Although Ulysses and Odysseus share similar traits, Homer would not agree with Tennyson's portrayal of Odysseus in the poem "Ulysses". Whereas Odysseus wishes to complete his journey and find relief, Ulysses seeks to continue on a never-ending one.
Homer's Odyssey and Tennyson's "Ulysses" have different desires and their desires lead them on contrasting quests. The hero in Homer's depicts Odysseus as a hero in the process of completing a journey home. The portrayal of Ulysses is a hero that has already completed his journey, but he wishes to go back on another journey.
Odysseus's longing for his homecoming is wrought with temptation to swerve from his goal but he resisted it due to his desire to return home. He actually left the home of two beautiful goddesses in order to get to his ageing wife and son. He leaves what could be a luxurious home to go back to his home and to add to that, Odysseus also passes up immortality even though that would priceless prize.
Resisting the temptation to become something near a god clearly shows that Odysseus's homecoming is still his only goal. "Stay here with me... and be an immortal... I myself know that all you say is true and that circumspect Penelope can never match the impression you make for beauty and stature." (Homer, the Odyssey Pg. 93 Ln. 93)
Odysseus's desire to go home even allowed him to become defenseless which is seen many times against his nature. Wearing no clothes seems to be a sign of vulnerability because there is nothing coming between him and the water, which the reader can understand, represents the unconscious.

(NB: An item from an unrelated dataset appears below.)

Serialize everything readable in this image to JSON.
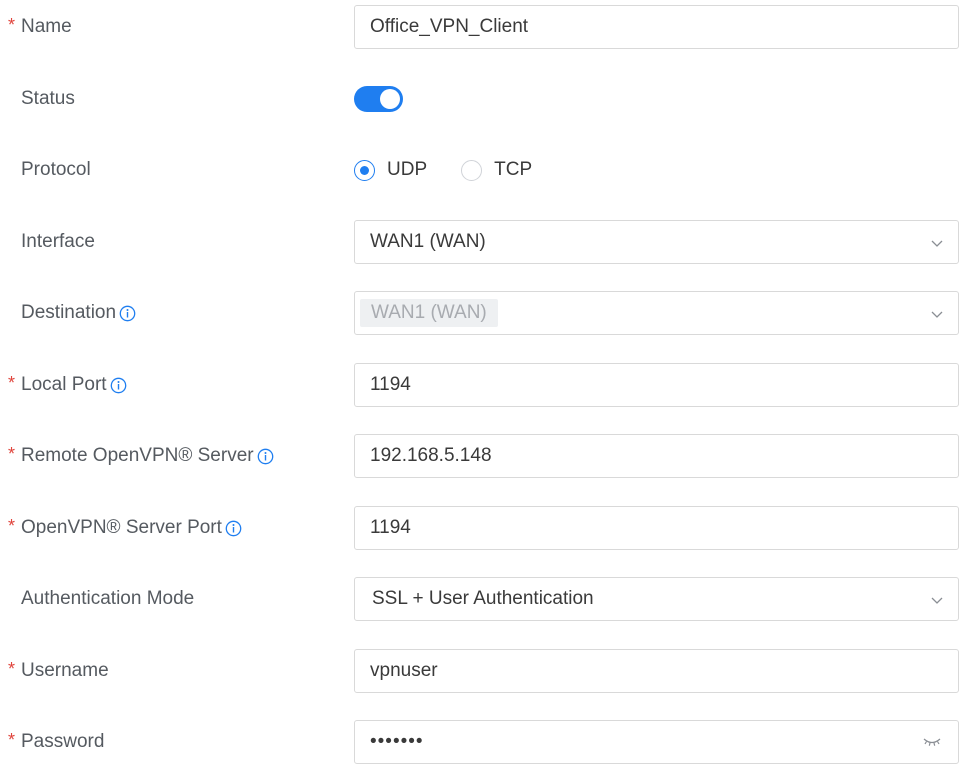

With the last barrier taken away he takes one step closer to his journey. "And stripped off the clothing which the divine Kalypso had given him" (Homer, The...